"Your lion eats my steak."
Translation:Il vostro leone mangia la mia bistecca.
I translated this sentence as "Il tuo leone mangia la mia bistecca" and it said that is correct as well. So I think it will accept either the singular or the plural form of "you" when not specified in the English sentence, as long as the gender and amount are translated in correct form.
AFAIK "la mia bistecca" is the only correct solution. You can drop the definite article in very few cases, mainly
- if you speak about very close relatives
- and not in plural.
"Mio fratello", "mio babbo", "mia nonna" are okay, but "i miei fratelli", "i mei babbi" ;) "le mie nonne".
There seems to be a lot of confusion about this simple sentence, apparently because of the gender of leone...In Latin, leo (probably a borrowed word from a non-European language) is a third declension noun: leo/leonis/leoni/leonem/leone/leo (nominative, genitive, dative, accusative, ablative, vocative) in the singular and leones/leonum/leonibus/leones/leonibus/leones in the plural.
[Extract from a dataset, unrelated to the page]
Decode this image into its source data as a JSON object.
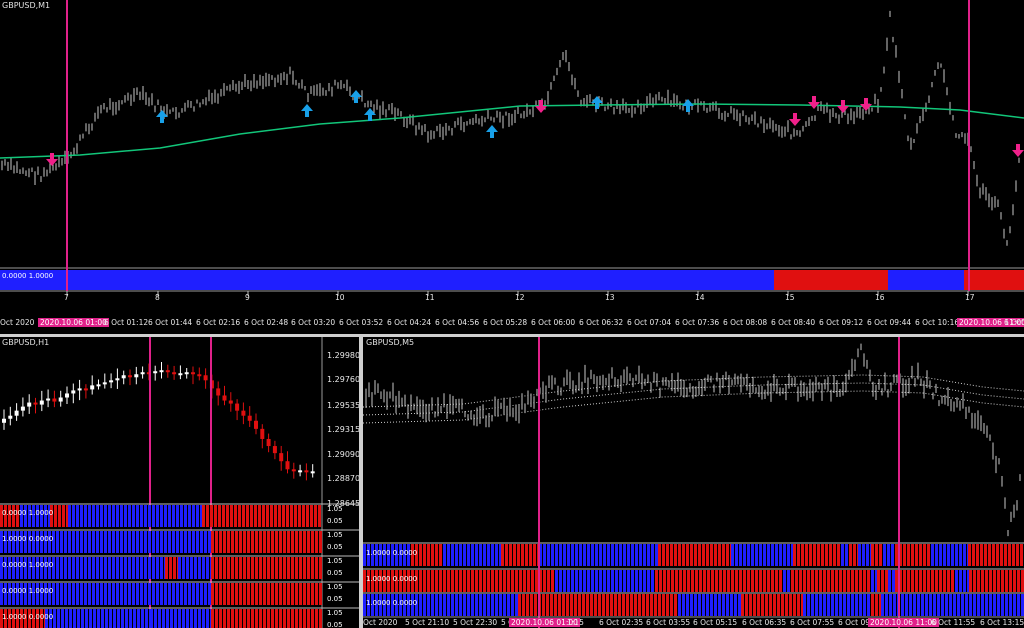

In Italian, this winds up as leone (leonem minus m) and leoni, the plural form following the pattern of second declension nouns. I wouldn't blame a beginning student of Italian for complaining "But I don't know Latin! So what?" All I would say is that what doesn't seem to make sense does indeed make sense. Furthermore, one doesn't start off with a noun with Vowel X on the end and then decide that it ought to be masculine or feminine.